Prompt
In full and without change, return each entry.

· · · · ·

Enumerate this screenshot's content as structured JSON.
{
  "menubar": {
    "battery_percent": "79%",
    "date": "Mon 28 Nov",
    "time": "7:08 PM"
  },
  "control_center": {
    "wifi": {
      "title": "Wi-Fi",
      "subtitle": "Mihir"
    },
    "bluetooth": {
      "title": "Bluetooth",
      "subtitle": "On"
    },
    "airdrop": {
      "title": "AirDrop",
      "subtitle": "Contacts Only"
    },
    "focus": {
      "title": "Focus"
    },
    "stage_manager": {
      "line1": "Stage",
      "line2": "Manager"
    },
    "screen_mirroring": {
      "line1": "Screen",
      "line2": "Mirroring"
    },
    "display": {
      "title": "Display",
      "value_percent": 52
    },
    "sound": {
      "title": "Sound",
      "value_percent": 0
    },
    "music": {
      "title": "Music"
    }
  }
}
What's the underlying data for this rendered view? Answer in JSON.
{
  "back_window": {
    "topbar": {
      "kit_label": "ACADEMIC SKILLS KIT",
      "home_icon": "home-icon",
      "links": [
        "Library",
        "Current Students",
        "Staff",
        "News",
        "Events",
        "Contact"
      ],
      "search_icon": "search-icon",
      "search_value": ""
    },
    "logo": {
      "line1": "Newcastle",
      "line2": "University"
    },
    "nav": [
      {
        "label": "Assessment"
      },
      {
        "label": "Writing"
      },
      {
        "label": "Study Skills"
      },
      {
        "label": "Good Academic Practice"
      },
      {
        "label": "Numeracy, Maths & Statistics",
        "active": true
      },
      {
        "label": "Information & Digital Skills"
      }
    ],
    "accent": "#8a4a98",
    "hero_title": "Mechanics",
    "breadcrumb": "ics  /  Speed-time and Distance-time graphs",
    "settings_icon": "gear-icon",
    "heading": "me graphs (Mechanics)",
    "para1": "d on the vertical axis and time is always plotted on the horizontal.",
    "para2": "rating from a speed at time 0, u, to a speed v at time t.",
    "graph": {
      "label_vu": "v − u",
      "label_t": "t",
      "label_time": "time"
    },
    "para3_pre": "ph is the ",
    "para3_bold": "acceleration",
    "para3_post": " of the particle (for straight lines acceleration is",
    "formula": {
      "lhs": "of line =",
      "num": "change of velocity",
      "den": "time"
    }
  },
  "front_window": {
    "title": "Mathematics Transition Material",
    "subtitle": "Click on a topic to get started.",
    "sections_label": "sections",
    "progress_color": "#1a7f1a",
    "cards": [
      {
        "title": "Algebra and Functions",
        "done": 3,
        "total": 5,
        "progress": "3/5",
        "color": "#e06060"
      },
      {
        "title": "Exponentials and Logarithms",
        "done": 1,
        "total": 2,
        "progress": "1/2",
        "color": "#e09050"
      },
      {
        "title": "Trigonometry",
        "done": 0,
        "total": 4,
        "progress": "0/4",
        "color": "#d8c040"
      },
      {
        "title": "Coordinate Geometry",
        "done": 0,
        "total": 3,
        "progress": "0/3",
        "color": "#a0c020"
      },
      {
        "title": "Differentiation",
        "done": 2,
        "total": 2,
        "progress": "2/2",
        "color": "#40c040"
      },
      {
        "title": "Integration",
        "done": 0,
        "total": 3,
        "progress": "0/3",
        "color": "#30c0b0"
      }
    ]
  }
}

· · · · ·

Output below
Enumerate this screenshot's content as structured JSON.
{
  "menubar": {
    "battery_percent": "79%",
    "date": "Mon 28 Nov",
    "time": "7:08 PM"
  },
  "control_center": {
    "wifi": {
      "title": "Wi-Fi",
      "subtitle": "Mihir"
    },
    "bluetooth": {
      "title": "Bluetooth",
      "subtitle": "On"
    },
    "airdrop": {
      "title": "AirDrop",
      "subtitle": "Contacts Only"
    },
    "focus": {
      "title": "Focus"
    },
    "stage_manager": {
      "line1": "Stage",
      "line2": "Manager"
    },
    "screen_mirroring": {
      "line1": "Screen",
      "line2": "Mirroring"
    },
    "display": {
      "title": "Display",
      "value_percent": 52
    },
    "sound": {
      "title": "Sound",
      "value_percent": 0
    },
    "music": {
      "title": "Music"
    }
  }
}
What's the underlying data for this rendered view? Answer in JSON.
{
  "back_window": {
    "topbar": {
      "kit_label": "ACADEMIC SKILLS KIT",
      "home_icon": "home-icon",
      "links": [
        "Library",
        "Current Students",
        "Staff",
        "News",
        "Events",
        "Contact"
      ],
      "search_icon": "search-icon",
      "search_value": ""
    },
    "logo": {
      "line1": "Newcastle",
      "line2": "University"
    },
    "nav": [
      {
        "label": "Assessment"
      },
      {
        "label": "Writing"
      },
      {
        "label": "Study Skills"
      },
      {
        "label": "Good Academic Practice"
      },
      {
        "label": "Numeracy, Maths & Statistics",
        "active": true
      },
      {
        "label": "Information & Digital Skills"
      }
    ],
    "accent": "#8a4a98",
    "hero_title": "Mechanics",
    "breadcrumb": "ics  /  Speed-time and Distance-time graphs",
    "settings_icon": "gear-icon",
    "heading": "me graphs (Mechanics)",
    "para1": "d on the vertical axis and time is always plotted on the horizontal.",
    "para2": "rating from a speed at time 0, u, to a speed v at time t.",
    "graph": {
      "label_vu": "v − u",
      "label_t": "t",
      "label_time": "time"
    },
    "para3_pre": "ph is the ",
    "para3_bold": "acceleration",
    "para3_post": " of the particle (for straight lines acceleration is",
    "formula": {
      "lhs": "of line =",
      "num": "change of velocity",
      "den": "time"
    }
  },
  "front_window": {
    "title": "Mathematics Transition Material",
    "subtitle": "Click on a topic to get started.",
    "sections_label": "sections",
    "progress_color": "#1a7f1a",
    "cards": [
      {
        "title": "Algebra and Functions",
        "done": 3,
        "total": 5,
        "progress": "3/5",
        "color": "#e06060"
      },
      {
        "title": "Exponentials and Logarithms",
        "done": 1,
        "total": 2,
        "progress": "1/2",
        "color": "#e09050"
      },
      {
        "title": "Trigonometry",
        "done": 0,
        "total": 4,
        "progress": "0/4",
        "color": "#d8c040"
      },
      {
        "title": "Coordinate Geometry",
        "done": 0,
        "total": 3,
        "progress": "0/3",
        "color": "#a0c020"
      },
      {
        "title": "Differentiation",
        "done": 2,
        "total": 2,
        "progress": "2/2",
        "color": "#40c040"
      },
      {
        "title": "Integration",
        "done": 0,
        "total": 3,
        "progress": "0/3",
        "color": "#30c0b0"
      }
    ]
  }
}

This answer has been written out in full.